The Final Frontier of The Third Place: Libraries

Sabine Carey & Mar Pelaez

5/16/20244 min read

In the past few years the concept of a “third place” has grown in popularity as many young Americans have grown disillusioned with the conditions of socialization in the 21st century. “Third Place,” a term coined in the 1980s by sociologist Ray Oldenburg, refers to “informal public gathering places… places where people come together, talk, relax, rejuvenate, and create special bonds.” It is a space that is separate from the home or the office. In modern times, most third places offered to us are online, restaurants, bars, and cafes — either places you find yourself isolated or expected to spend money. In a lot of places, there’s even a term for hanging out without spending money: loitering. And it’s often illegal. While there are some wonderful, local public outdoor spaces (although, not nearly enough), they aren’t always accessible. When you get down to it, libraries are one of the only places left where you can pass the time, meet up with friends, make connections, and more … without spending money.

Besides a space to just exist, libraries offer many benefits for communities across Connecticut. To understand exactly what is available in some of our CT libraries, we visited a few and spoke with their librarians. One common service offered was access to technology. Daniella from the New Britain Public Library pointed out that many of us take our internet access, computers, and stable Wi-Fi for granted, which the library can help provide. Access to a computer opens up so many doors for individuals, such as applying for jobs, doing school work, making a DMV appointment, and email access. Libraries work closely with their communities to offer free programs such as U.S. citizenship courses, literacy support, computer skill classes, passport services, tax help, and voter and election info.

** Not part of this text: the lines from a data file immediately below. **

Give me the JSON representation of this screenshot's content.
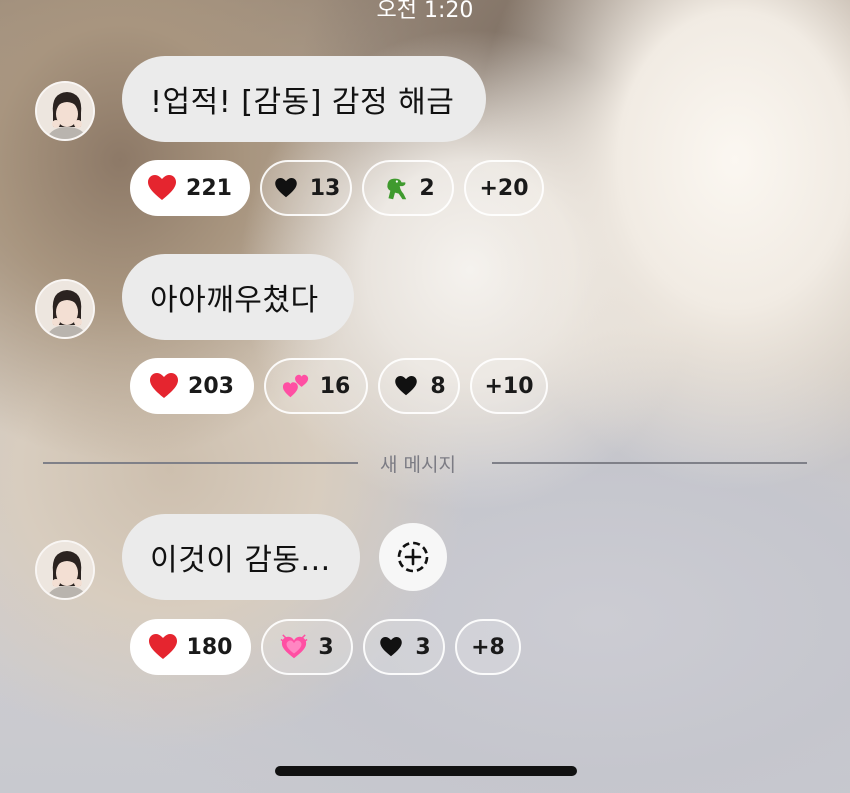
{
  "status_bar": {
    "time": "오전 1:20"
  },
  "messages": [
    {
      "text": "!업적! [감동] 감정 해금",
      "reactions": [
        {
          "icon": "red-heart-icon",
          "count": "221"
        },
        {
          "icon": "black-heart-icon",
          "count": "13"
        },
        {
          "icon": "t-rex-icon",
          "count": "2"
        },
        {
          "icon": "",
          "count": "+20"
        }
      ]
    },
    {
      "text": "아아깨우쳤다",
      "reactions": [
        {
          "icon": "red-heart-icon",
          "count": "203"
        },
        {
          "icon": "two-hearts-icon",
          "count": "16"
        },
        {
          "icon": "black-heart-icon",
          "count": "8"
        },
        {
          "icon": "",
          "count": "+10"
        }
      ]
    },
    {
      "text": "이것이 감동...",
      "reactions": [
        {
          "icon": "red-heart-icon",
          "count": "180"
        },
        {
          "icon": "growing-heart-icon",
          "count": "3"
        },
        {
          "icon": "black-heart-icon",
          "count": "3"
        },
        {
          "icon": "",
          "count": "+8"
        }
      ]
    }
  ],
  "divider": {
    "label": "새 메시지"
  },
  "colors": {
    "bubble": "#ebebeb",
    "heart_red": "#e5252f",
    "heart_pink": "#ff4fa3",
    "dino_green": "#3f9a2e"
  }
}
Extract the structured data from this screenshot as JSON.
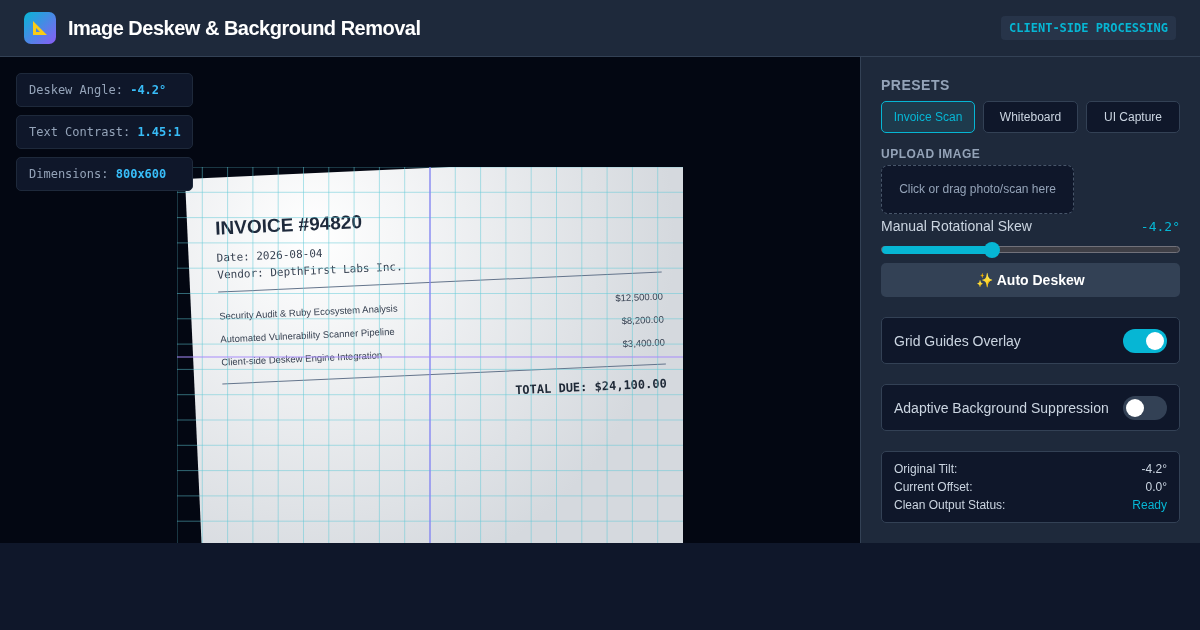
{
  "header": {
    "title": "Image Deskew & Background Removal",
    "badge": "CLIENT-SIDE PROCESSING"
  },
  "stats": [
    {
      "label": "Deskew Angle:",
      "value": "-4.2°"
    },
    {
      "label": "Text Contrast:",
      "value": "1.45:1"
    },
    {
      "label": "Dimensions:",
      "value": "800x600"
    }
  ],
  "document": {
    "title": "INVOICE #94820",
    "date": "Date: 2026-08-04",
    "vendor": "Vendor: DepthFirst Labs Inc.",
    "items": [
      {
        "description": "Security Audit & Ruby Ecosystem Analysis",
        "amount": "$12,500.00"
      },
      {
        "description": "Automated Vulnerability Scanner Pipeline",
        "amount": "$8,200.00"
      },
      {
        "description": "Client-side Deskew Engine Integration",
        "amount": "$3,400.00"
      }
    ],
    "total": "TOTAL DUE: $24,100.00"
  },
  "panel": {
    "presets_heading": "PRESETS",
    "presets": [
      {
        "label": "Invoice Scan",
        "selected": true
      },
      {
        "label": "Whiteboard",
        "selected": false
      },
      {
        "label": "UI Capture",
        "selected": false
      }
    ],
    "upload_heading": "UPLOAD IMAGE",
    "upload_placeholder": "Click or drag photo/scan here",
    "skew": {
      "label": "Manual Rotational Skew",
      "reading": "-4.2°",
      "level": 0.37
    },
    "auto_button": "✨ Auto Deskew",
    "toggles": [
      {
        "label": "Grid Guides Overlay",
        "on": true
      },
      {
        "label": "Adaptive Background Suppression",
        "on": false
      }
    ],
    "info": [
      {
        "label": "Original Tilt:",
        "value": "-4.2°",
        "kind": "plain"
      },
      {
        "label": "Current Offset:",
        "value": "0.0°",
        "kind": "plain"
      },
      {
        "label": "Clean Output Status:",
        "value": "Ready",
        "kind": "status"
      }
    ]
  }
}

Of course, there’s every library’s claim to fame: a huge selection of books. For free. Books in many different skill levels, topics, and languages, all at your fingertips. Reading and access to knowledge are crucial to equip our communities to see life from different perspectives, provide an escape for some, and promote media literacy. When discussing our childhood relationship with libraries, it was there that we first dipped our toes into it autonomy. It was through perusing the kid and teen sections that we discovered our taste and slowly formed an identity… even if that identity was being obsessed with werewolves. While these sorts of resources aren’t part of the definition of what makes a third place, they make these spaces even more of an asset to our cities and towns. These additions make our libraries more than a place you can be, but a place where you can thrive.

While books are a draw in their own right, libraries are so much more than just a place to borrow books. Libraries are also a place to have fun and build community – the perfect encapsulation of the third places we so desperately lack. After visiting 4 libraries, every library we went to had a puzzle for anyone and everyone to join in on. A few libraries have recently adopted “maker spaces'' where adults and youth can learn different techniques with access to communal materials to create art. Many libraries have extensive youth programming, such as programs to encourage reading, storytimes for different ages, and fun workshops. These activities don’t necessarily have to be “productive” or “educational” either, they can be purely for pleasure.

The importance of a physical place to just be cannot be understated — where else can you find such diverse activities, community resources, and quiet spaces to spend time without spending money? But if we as community members don’t prove their usefulness, they will be taken away. Libraries are fighting an uphill battle to get funding, combat censorship through book banning, show the importance of print media, and promote critical thinking. Support your local library and preserve these public spaces. Get a library card, visit their book sales and fairs, hang out there with your friends, get involved in programming, and inquire about hosting your own events. Love your library, because it loves you.